Heinz Hajek-Halke was born in Berlin on December 1, 1898, but spent his childhood in Argentina. Back in Germany, he began to study graphics in Berlin in 1915. In 1916, he served as a soldier in World War I; thereafter he continued his studies.
Hajek-Halke began to take photographs in 1924, and soon he had work with the agency "Presse-Photo". He experimented with photographic techniques – among them light montages, double exposures, photo collages and photo montages. One special technique is "combi-photography," in which Hajek-Halke mounted several negatives for one print. His pictures were innovative and made use of the newly discovered possibilities for manipulating photographs.
According to Hajek-Halke himself, he wanted "to place [...] an illusionistic actuality next to natural reality with all of the means available through advanced photographic technology, maintaining artistic principles". He worked in advertising, created reportages and took nude photographs.
In 1933, Hajek-Halke opposed the order by the NSDAP to falsify documentary films and moved to Lake Constance, where he worked with macro photographs of insects.
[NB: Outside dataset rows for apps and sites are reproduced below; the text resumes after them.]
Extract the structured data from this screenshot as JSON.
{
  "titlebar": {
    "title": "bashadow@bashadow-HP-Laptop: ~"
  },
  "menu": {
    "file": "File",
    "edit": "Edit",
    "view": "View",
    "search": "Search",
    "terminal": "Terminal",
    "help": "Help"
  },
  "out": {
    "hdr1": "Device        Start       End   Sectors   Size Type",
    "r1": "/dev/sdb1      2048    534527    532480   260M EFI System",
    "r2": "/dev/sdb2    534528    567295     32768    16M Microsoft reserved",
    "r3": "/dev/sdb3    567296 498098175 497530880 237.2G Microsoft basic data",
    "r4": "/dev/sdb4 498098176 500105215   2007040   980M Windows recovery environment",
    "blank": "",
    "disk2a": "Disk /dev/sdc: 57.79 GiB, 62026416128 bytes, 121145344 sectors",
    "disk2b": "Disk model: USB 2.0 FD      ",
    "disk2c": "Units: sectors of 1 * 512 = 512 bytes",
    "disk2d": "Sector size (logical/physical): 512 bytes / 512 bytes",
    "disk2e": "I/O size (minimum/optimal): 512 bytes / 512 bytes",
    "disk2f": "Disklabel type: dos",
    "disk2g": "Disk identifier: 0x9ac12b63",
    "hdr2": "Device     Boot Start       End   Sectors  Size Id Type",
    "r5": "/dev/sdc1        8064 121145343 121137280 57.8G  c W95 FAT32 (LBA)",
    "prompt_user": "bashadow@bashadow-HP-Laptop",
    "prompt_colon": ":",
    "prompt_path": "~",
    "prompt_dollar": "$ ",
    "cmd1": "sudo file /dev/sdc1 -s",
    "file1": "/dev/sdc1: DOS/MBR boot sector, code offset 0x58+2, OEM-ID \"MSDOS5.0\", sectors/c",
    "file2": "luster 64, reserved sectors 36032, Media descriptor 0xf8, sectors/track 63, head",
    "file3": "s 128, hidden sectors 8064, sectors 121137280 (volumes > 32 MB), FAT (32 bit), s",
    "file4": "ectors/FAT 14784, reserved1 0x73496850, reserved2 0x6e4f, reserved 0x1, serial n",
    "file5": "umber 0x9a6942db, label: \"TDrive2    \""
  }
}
In 1937, he created several photo reportages in Brazil. Two years later, he worked as a photographer at the Dornier-Werken in Friedrichshafen. In the last year of the war, he found himself imprisoned in France, but was able to flee soon thereafter.
Hajek-Halke was fascinated with snakes and built his own viper farm; he kept working with experimental photography. He created flexible figures out of wire which served as subjects for his photographic experiments ("light graphics"). In 1949, he met Otto Steinert, who belonged to the group "fotoform". Hajek-Halke became a member of the group for a short while, and six years later he was appointed Professor of Photography and Photographics at the University of the Arts in Berlin.
His pictures were seen at the first exhibit "subjective photography".
Hajek-Halke died in Berlin on May 11, 1983. His work connected the photography of "Neues Sehen" [New Seeing] with the experiments of the group "fotoform" and of "subjective photography" in Germany of the post-war era.